Over the period December 2011-July 2013, a tidal wave of mass protests swept through the Russian capital and engulfed scores of cities and regions. These demonstrations came as a great shock to the Russian political establishment. After decades of passive acceptance of the status quo, it appeared that civil society was at last awakening. The protests came in the wake of the "Arab Spring" revolts which toppled authoritarian dictators in Tunisia, Egypt and Libya. However, by the end of 2013 the number of mass protests in Russia, and their size, had declined precipitously. President Putin, on returning to office in 2012, had quickly regained the upper hand over the protestors.
This book examines the reasons for the rise and fall of the mass protests in the Russian Federation.
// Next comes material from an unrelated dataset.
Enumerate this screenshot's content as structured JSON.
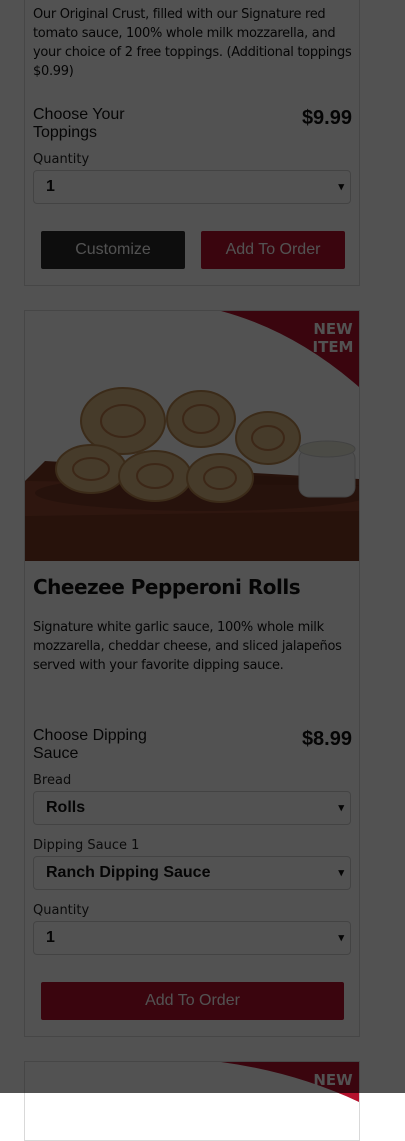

Internationally renowned experts in the field of Russian politics from Russia and the UK provide important new insights into the nature of the mass opposition movement (the "non-systemic opposition"), its strengths and its weaknesses. A key novel aspect of the study is its focus on the national and regional dimensions of the protest movement, and its class and ethnic dimensions.
This book was published as a special issue of Europe-Asia Studies.
Table of Contents
1. State against Civil Society: Contentious Politics and the Non-Systemic Opposition in Russia Cameron Ross
2. Political Opposition in Russia: A Troubled Transformation Vladimir Gel’man
3. Questioning Control and Contestation in Late Putinite Russia Richard Sakwa
4. The Calculus of Non-Protest in Russia: Redistributive Expectations from Political Reforms Irina Busygina and Mikhail Filippov
5. Lost in Transition? The Geography of Protests and Attitude Change in Russia Mikhail Dmitriev
6. Competing Ideologies of Russia's Civil Society Elena Chebankova
7. The Middle Class and Democratisation in Russia Evgeny Gontmakher and Cameron Ross
8. Mind the Gaps: Media Use and Mass Action in Russia Regina Smyth and Sarah Oates
9. Ethnicities, Nationalism and the Politics of Identity: Shaping the Nation in Russia Irina Semenenko
10. New Data on Protest Trends in Russia’s Regions Tomila Lankina and Alisa Voznaya
Cameron Ross is a Reader in Politics and International Relations, in the School of Humanities at the University of Dundee, UK. He has published widely in the field of Russian politics, particularly in the areas of federalism, regional and local politics. His most recent books are: Russian Regional Politics under Putin and Medvedev (Routledge, Europe-Asia Studies Series, 2011); The Politics of Subnational Authoritarianism in Russia (co-edited with Vladimir Gel’man, 2010); and Local Politics and Democratization in Russia (Routledge, BASEES Series on Russian and East European Studies, 2009).